We’re constantly being reminded of the impact travel, and particularly air travel, has on the environment and its contribution to climate change. Wherever you sit on that particuolar fence, there is no doubt, we could all make small changes that could decrease our carbon footprint. Here’s a few suggestions from OLIO.
1. When you’re choosing your holiday, consider where you’re going to travel to and how you’ll get there. The average carbon footprint in the UK is over 10 tonnes per person per year, and we need to get this down to 2.5 tonnes by 2030 for global heating to remain within 1.5 degrees. Unfortunately, one of the most carbon intensive things we can do is hop on a plane. A return flight to Rome is 1/4 tonne, to New York is 1 tonne and to Perth is 3 tonnes. This is in contrast to going vegan for a year which saves 0.8 tonnes. So that flight you’re thinking of taking… why not check out a train or ferry instead?

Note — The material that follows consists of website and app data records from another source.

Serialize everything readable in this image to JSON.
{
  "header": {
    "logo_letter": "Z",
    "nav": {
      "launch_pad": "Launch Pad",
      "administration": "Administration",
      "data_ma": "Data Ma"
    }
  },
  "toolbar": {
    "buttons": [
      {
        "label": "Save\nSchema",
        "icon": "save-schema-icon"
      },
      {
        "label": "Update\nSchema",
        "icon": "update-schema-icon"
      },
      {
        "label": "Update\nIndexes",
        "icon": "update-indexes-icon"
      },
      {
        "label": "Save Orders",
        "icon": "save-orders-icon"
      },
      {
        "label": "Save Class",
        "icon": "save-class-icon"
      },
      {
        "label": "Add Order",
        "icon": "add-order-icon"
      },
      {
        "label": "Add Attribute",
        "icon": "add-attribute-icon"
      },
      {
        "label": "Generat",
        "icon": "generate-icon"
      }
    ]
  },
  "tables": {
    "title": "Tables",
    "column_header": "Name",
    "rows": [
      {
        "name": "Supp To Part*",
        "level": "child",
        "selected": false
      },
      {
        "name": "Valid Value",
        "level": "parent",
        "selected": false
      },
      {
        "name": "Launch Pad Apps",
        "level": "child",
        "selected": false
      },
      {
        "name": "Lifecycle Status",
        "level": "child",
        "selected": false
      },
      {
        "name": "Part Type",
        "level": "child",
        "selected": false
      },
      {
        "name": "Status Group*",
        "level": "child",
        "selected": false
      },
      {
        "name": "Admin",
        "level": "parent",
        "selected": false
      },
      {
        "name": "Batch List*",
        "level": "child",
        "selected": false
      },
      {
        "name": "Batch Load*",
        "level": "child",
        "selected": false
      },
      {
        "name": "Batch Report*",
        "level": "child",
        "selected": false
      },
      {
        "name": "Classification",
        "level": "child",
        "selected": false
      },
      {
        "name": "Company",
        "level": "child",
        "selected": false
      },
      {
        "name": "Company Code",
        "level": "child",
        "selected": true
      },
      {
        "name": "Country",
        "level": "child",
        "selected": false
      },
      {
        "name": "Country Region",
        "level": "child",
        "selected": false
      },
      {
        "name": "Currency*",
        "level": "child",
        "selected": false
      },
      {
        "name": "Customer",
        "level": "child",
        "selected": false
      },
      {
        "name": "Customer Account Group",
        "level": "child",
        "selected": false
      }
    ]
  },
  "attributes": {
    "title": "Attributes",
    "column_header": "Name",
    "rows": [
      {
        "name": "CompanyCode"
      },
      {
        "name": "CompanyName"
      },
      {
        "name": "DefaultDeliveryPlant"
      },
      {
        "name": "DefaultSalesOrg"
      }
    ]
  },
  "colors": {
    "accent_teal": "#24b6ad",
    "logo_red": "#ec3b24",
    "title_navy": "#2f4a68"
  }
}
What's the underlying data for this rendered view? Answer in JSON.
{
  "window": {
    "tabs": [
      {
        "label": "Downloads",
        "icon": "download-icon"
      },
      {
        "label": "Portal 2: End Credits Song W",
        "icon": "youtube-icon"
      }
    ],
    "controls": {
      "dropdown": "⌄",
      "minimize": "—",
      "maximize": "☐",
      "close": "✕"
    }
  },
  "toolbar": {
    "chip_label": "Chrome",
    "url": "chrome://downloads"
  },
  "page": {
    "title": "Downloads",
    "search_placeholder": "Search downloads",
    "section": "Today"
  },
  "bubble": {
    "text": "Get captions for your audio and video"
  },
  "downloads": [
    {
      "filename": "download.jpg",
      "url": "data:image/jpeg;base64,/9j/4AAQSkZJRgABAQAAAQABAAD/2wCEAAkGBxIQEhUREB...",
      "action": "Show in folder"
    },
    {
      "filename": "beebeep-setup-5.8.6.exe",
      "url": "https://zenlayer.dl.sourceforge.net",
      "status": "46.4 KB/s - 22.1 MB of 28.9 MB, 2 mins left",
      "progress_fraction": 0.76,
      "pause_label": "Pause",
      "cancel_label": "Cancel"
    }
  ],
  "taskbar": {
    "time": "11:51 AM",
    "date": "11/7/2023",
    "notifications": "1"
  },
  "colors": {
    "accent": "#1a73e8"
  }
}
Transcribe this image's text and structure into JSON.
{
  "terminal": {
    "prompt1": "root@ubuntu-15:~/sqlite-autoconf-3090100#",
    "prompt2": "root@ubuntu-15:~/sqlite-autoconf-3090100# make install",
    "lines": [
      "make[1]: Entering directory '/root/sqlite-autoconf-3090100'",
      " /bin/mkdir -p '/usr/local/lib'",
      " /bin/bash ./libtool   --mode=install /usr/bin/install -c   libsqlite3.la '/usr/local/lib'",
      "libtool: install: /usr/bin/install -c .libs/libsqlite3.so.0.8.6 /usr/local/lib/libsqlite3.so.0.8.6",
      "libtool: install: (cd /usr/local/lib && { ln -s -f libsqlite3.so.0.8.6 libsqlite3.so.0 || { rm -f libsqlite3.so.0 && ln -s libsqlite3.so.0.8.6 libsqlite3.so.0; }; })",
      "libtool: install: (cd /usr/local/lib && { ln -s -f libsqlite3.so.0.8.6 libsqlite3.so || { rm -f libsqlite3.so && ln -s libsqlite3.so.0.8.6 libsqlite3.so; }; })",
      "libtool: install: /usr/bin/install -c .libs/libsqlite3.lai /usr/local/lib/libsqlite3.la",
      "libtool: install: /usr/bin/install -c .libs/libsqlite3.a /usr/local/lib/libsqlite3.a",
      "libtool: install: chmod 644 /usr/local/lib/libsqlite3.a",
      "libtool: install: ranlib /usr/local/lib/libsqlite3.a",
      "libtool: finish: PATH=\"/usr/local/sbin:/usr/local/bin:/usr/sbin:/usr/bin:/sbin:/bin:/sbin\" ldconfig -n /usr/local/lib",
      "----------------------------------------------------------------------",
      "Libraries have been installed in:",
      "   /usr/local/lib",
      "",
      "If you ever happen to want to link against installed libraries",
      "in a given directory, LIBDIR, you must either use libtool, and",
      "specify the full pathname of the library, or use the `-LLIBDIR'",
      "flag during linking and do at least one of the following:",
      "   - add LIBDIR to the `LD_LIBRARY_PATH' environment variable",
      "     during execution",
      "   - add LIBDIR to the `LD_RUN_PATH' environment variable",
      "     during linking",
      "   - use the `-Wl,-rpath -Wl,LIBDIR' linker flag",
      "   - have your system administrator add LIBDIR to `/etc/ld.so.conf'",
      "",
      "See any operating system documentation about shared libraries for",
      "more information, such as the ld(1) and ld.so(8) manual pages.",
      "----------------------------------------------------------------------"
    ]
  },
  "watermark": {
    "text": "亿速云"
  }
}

2. Suncream is a must-have for all of us. Consider buying coral-friendly suncream before you go so that the harmful chemicals do not bleach the sea’s precious reef builders! There are many more eco-friendly brands than there used to be, including high street favourites.
3. Before you go, make sure that you share any food you have in the house that you won’t be able to use. If you can’t give it to a family member or a neighbour, consider sharing it on the OLIO app, which is easy to use and the majority of food listings are requested in less than half an hour. Ensuring that food gets eaten instead of binned before your holiday is an easy way to cut your own carbon footprint. The same goes for when you leave your holiday to return home. If you have a self-catering apartment or AirBnB – you can share any leftover food like olive oil, jams, cheese or fresh fruit on the OLIO app to be collected anywhere in the world!
4. Take reusable water bottles with you! Most countries in the EU have safe drinking water, so you can fill up in your apartment or hotel which is better for the environment and your pocket. If the country you’re travelling to doesn’t have fresh drinking water, it’s still better to take a reusable bottle, and fill up from a larger one each day rather than buying multiple small bottles of water. It’s estimated that around 8m metric tonnes of plastic ends up in the sea, and it takes 450 years for every plastic bottle to decompose – let’s not be part of the problem. How about the Grayl water bottle which filters pretty much everything from any fresh water source? Worth a shot.
5. Don’t be tempted to buy everything you need for your holiday brand-new. As the saying goes, the most climate-friendly fashion is the outfit you already have in your wardrobe. The same goes for buckets and spades, towels and everything else you might need. If there are some items you want but don’t have – like inflatables for the kids or camping equipment, consider trying to source them second hand or borrow them from a library of things or the OLIO app.
What is OLIO?
OLIO is a local community app that connects neighbours with each other so they can give away, rather than throw away, spare food and other household items; and so they can lend and borrow everyday things instead of buying brand new.
Half of all food added to the app is requested within 30 minutes of posting. Half of all non-food items (toiletries, kitchen appliances, books, clothes and toys etc) are requested within 3 hours.
Over 5 million people have joined OLIO so far, with half being outside of the UK. The largest international markets are Singapore and Latin America.
OLIO has had successful shares in 63 countries so far.
OLIO also has over 40,000 volunteers (“Food Waste Heroes”) who are trained members of the community. These volunteers collect unsold food from local supermarkets, canteens, quick service restaurants and more, and redistribute it to the local community via the OLIO app, thereby enabling those businesses to achieve zero food waste locations.
OLIO’s Food Waste Heroes are redistributing from businesses including Tesco’s 2,700 stores, Pret a Manger, Booker, Compass Catering and more.
Through the pandemic OLIO grew fivefold in terms of the number of listings coming onto the app.
OLIO is a high impact business – since launch OLIOers have given away over 50 million portions of food (and 5 million non-food items), which has had an environmental impact equivalent to taking 150 million car miles off the road, has saved 7.8 billion litres of water and has prevented 45k tonnes of CO2 equivalent emissions.